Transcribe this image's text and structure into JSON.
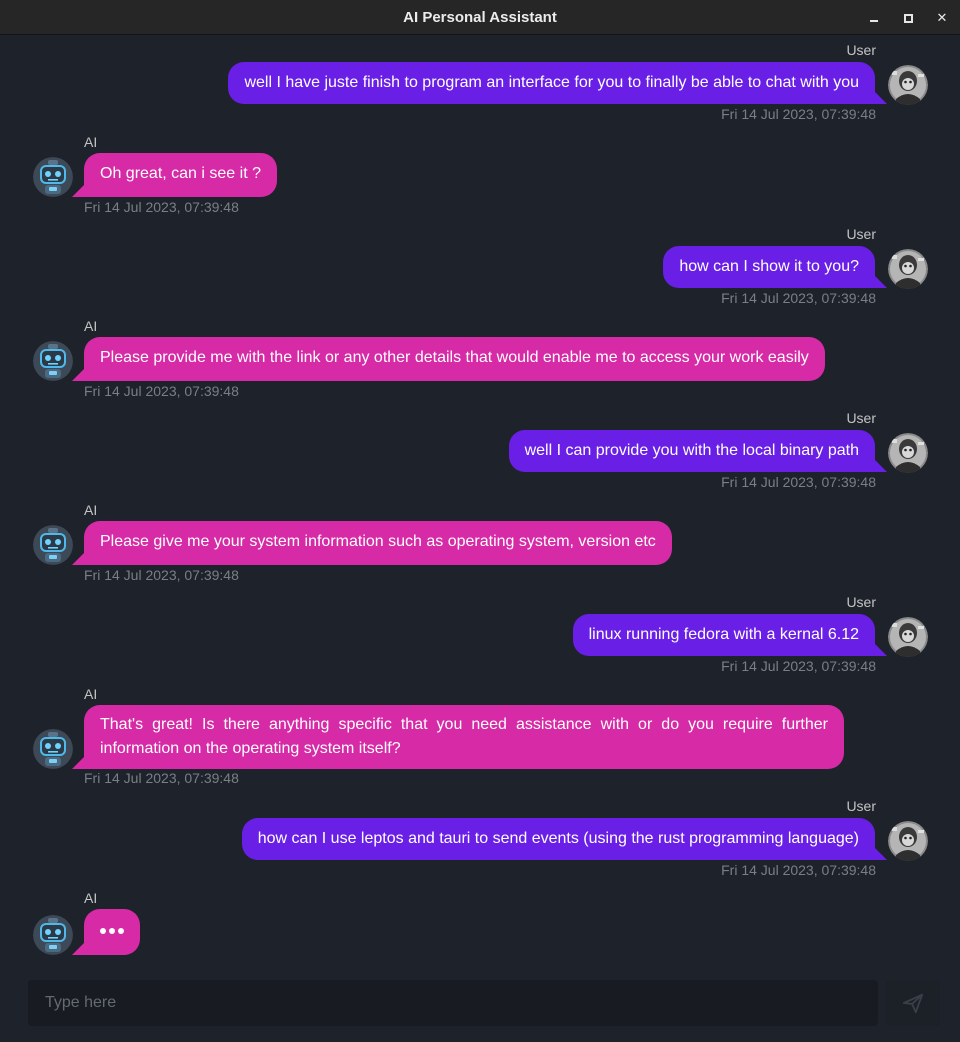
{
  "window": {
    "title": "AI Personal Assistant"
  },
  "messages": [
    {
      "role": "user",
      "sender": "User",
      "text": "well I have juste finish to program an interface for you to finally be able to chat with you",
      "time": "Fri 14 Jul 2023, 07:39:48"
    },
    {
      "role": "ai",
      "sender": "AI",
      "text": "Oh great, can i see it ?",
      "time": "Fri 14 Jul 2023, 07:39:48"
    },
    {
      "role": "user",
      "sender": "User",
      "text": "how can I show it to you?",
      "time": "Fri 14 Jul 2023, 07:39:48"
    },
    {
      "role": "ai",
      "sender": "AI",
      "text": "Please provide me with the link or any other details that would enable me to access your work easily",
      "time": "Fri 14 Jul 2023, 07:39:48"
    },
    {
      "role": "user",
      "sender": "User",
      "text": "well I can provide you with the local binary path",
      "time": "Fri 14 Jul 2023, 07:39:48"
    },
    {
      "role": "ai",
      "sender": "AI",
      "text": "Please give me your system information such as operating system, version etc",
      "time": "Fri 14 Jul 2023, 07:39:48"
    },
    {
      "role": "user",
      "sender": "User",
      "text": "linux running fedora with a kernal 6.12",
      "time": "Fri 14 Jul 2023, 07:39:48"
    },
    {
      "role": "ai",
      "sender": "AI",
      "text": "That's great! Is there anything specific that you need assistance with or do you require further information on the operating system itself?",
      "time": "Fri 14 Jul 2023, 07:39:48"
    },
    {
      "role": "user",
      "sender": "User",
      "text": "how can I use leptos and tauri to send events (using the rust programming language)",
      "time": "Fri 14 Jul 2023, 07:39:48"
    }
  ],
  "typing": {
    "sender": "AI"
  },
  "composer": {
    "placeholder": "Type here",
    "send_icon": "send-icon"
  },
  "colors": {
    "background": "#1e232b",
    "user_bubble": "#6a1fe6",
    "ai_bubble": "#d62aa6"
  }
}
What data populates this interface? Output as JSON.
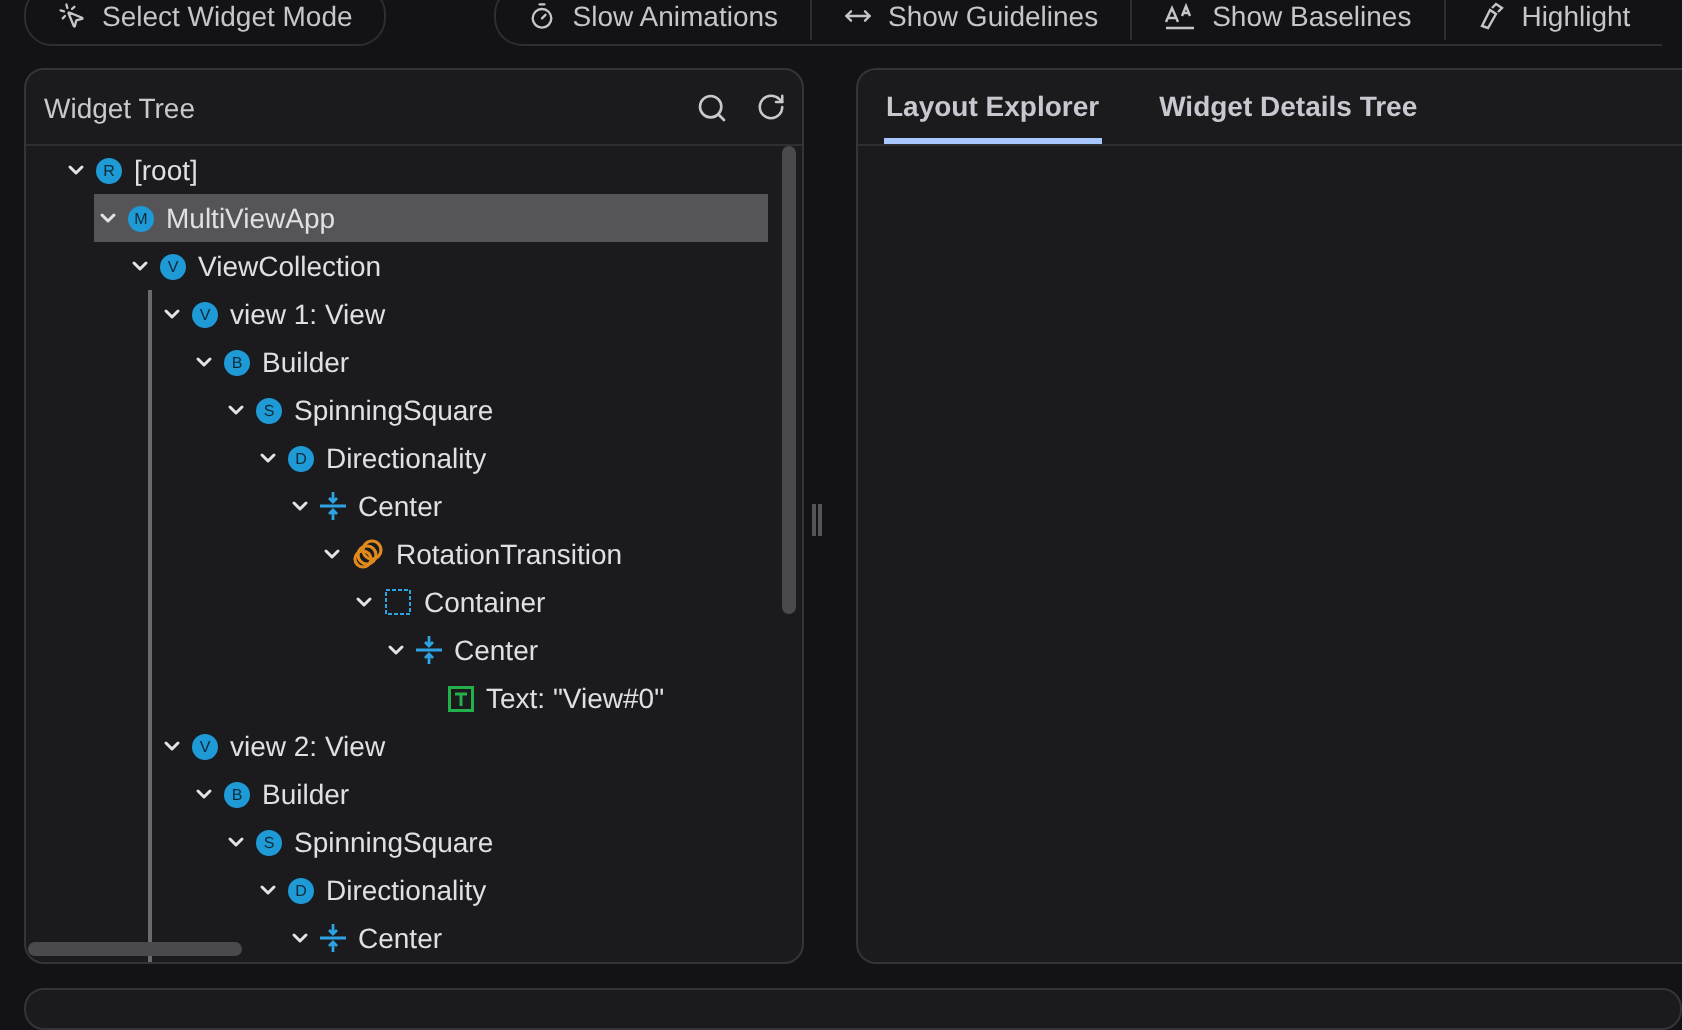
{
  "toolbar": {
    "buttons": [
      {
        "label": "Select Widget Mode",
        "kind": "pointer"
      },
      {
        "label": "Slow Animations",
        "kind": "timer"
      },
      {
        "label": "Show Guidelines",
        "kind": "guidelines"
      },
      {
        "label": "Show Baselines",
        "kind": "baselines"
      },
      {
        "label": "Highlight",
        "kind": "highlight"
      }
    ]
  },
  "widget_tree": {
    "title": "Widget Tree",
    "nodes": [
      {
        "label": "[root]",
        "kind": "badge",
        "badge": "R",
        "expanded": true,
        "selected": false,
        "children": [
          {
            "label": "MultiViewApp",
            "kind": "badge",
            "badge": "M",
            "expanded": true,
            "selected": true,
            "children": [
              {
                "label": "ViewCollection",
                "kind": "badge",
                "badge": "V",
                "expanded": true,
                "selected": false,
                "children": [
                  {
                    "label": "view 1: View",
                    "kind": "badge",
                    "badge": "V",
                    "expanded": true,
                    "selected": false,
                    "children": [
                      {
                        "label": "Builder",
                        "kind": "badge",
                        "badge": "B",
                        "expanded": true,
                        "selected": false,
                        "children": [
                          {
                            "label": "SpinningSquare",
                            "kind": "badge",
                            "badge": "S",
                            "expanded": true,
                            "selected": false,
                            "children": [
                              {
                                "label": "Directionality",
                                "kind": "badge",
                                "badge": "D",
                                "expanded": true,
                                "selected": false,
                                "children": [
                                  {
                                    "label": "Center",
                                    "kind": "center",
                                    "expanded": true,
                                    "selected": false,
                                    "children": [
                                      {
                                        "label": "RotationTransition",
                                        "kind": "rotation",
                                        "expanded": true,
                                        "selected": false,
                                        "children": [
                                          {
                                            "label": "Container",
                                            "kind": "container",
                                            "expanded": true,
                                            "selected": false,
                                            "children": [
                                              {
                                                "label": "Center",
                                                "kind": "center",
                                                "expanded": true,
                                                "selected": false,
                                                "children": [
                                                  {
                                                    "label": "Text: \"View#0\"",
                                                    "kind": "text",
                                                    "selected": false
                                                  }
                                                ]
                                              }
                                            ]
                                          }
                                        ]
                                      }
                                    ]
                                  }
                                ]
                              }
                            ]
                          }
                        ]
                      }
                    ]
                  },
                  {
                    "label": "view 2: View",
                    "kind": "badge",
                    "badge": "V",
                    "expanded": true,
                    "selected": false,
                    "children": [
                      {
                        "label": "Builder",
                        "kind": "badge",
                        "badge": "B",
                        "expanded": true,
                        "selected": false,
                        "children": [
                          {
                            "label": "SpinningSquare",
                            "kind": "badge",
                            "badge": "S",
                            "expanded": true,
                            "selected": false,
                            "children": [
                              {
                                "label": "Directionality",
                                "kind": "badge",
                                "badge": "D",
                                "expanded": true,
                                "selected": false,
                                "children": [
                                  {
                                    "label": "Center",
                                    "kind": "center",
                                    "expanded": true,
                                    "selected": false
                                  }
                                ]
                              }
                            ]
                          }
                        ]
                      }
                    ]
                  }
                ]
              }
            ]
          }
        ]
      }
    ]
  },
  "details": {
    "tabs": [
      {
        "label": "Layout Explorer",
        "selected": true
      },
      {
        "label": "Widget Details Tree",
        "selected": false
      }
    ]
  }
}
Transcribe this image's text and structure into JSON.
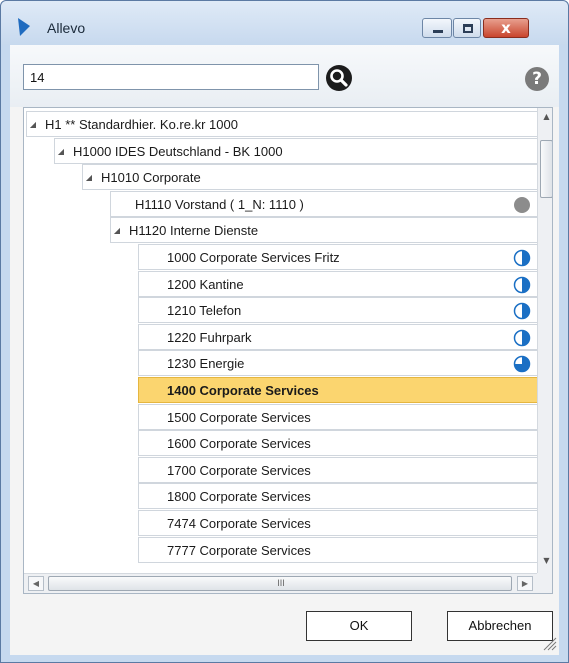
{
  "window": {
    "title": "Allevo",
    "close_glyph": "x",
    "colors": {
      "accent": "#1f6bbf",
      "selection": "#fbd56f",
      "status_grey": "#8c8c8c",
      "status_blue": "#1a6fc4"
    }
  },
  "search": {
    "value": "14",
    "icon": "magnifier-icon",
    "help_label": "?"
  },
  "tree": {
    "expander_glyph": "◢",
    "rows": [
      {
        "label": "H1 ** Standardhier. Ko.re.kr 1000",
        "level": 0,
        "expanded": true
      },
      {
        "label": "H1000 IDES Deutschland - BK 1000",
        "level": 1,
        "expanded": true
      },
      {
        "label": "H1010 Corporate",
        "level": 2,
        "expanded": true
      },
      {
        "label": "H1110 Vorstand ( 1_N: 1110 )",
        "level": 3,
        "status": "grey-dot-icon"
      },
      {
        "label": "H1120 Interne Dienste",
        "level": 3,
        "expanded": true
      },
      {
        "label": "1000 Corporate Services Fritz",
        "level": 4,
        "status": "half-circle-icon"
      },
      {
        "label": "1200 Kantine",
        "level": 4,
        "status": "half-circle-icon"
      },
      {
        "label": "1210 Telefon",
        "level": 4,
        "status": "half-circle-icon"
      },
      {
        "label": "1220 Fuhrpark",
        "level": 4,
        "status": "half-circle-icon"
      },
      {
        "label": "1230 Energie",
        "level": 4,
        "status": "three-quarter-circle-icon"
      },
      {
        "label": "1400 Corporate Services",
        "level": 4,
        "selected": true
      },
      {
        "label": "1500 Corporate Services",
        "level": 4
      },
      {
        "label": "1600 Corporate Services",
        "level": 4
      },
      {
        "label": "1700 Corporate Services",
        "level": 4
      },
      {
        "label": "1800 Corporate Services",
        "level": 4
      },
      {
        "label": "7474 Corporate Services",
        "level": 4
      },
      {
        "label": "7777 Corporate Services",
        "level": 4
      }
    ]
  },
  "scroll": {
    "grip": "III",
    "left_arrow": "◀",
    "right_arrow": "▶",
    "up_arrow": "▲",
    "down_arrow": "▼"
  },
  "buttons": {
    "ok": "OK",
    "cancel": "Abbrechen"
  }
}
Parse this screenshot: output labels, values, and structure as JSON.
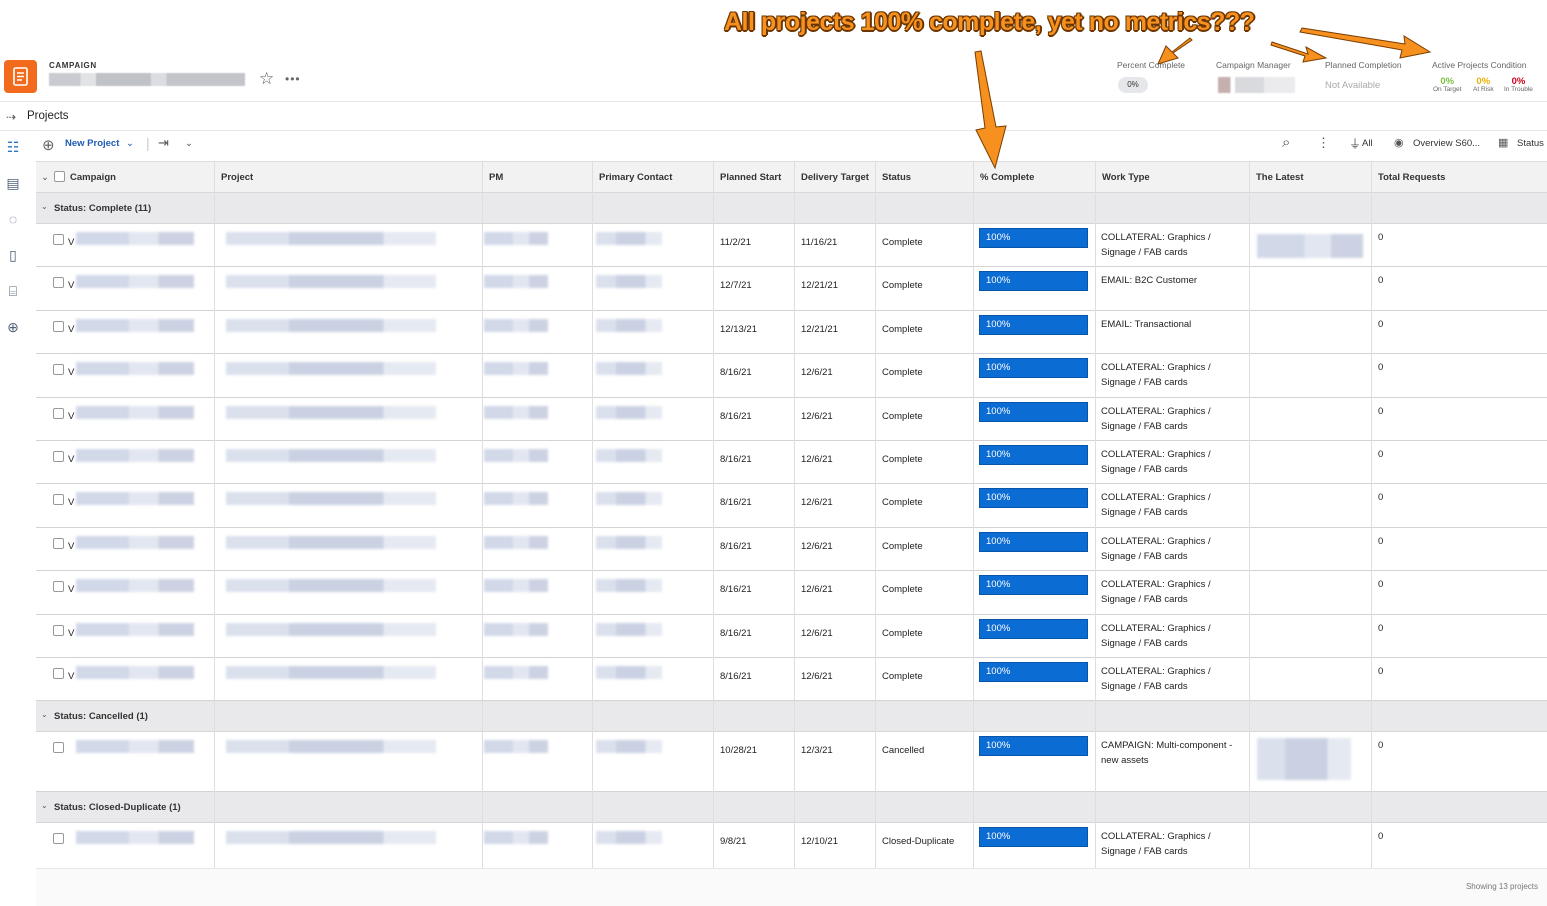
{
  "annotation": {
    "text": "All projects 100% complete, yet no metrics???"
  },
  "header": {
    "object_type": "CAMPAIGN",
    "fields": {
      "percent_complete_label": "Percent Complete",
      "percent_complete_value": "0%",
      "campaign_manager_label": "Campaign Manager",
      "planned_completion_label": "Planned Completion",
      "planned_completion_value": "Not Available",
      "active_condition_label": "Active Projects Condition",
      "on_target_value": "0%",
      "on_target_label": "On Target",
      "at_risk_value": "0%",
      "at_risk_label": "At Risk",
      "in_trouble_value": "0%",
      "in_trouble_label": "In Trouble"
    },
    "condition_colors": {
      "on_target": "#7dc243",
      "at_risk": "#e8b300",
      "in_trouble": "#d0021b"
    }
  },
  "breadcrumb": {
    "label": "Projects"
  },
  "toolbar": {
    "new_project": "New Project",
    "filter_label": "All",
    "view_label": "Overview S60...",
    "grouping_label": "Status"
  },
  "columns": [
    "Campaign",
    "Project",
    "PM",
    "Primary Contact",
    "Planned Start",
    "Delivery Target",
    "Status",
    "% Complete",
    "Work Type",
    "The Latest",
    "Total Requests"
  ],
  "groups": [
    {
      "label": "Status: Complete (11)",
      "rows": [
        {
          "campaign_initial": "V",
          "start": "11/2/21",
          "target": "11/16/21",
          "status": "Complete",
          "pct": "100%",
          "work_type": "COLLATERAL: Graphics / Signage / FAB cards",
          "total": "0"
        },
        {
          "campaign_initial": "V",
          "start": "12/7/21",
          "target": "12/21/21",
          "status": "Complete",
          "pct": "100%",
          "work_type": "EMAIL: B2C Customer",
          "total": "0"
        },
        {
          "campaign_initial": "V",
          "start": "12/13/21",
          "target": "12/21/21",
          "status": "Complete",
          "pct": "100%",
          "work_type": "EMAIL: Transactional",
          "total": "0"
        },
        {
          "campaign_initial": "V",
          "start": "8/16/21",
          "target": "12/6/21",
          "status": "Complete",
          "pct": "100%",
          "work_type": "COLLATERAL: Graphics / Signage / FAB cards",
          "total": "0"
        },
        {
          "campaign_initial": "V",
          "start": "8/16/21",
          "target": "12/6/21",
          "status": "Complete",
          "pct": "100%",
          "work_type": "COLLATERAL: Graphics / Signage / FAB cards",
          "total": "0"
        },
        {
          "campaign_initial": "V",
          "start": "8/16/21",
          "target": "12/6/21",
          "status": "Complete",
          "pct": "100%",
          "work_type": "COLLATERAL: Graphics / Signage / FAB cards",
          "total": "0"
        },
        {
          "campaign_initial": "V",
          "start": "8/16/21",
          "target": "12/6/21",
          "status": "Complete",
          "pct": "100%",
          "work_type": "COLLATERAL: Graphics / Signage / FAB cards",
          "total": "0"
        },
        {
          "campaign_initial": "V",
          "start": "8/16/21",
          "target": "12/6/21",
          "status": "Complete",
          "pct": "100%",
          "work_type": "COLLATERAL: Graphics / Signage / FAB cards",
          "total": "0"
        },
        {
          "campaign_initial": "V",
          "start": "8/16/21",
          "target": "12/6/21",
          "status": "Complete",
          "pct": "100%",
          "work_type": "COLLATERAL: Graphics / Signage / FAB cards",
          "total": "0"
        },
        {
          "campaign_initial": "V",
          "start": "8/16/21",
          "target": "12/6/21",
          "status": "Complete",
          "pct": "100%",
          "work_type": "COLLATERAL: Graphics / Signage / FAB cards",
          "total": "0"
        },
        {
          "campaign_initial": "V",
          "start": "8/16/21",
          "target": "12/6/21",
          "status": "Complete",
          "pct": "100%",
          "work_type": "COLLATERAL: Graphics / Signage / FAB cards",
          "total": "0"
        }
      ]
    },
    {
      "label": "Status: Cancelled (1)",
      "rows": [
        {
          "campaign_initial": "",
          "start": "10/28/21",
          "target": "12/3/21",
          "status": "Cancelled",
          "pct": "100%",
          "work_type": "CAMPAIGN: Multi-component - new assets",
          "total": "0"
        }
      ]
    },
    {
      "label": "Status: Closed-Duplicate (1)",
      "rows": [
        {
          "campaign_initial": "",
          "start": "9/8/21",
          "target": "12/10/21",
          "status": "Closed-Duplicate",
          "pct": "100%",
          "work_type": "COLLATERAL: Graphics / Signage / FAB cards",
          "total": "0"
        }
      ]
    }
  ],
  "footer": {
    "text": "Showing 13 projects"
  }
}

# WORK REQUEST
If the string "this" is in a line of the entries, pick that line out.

# COMPLETED TASK
Transcribe this image's text and structure into JSON.
What data populates this interface? Output as JSON.
Transcribe this image's text and structure into JSON.
Parse this screenshot: output labels, values, and structure as JSON.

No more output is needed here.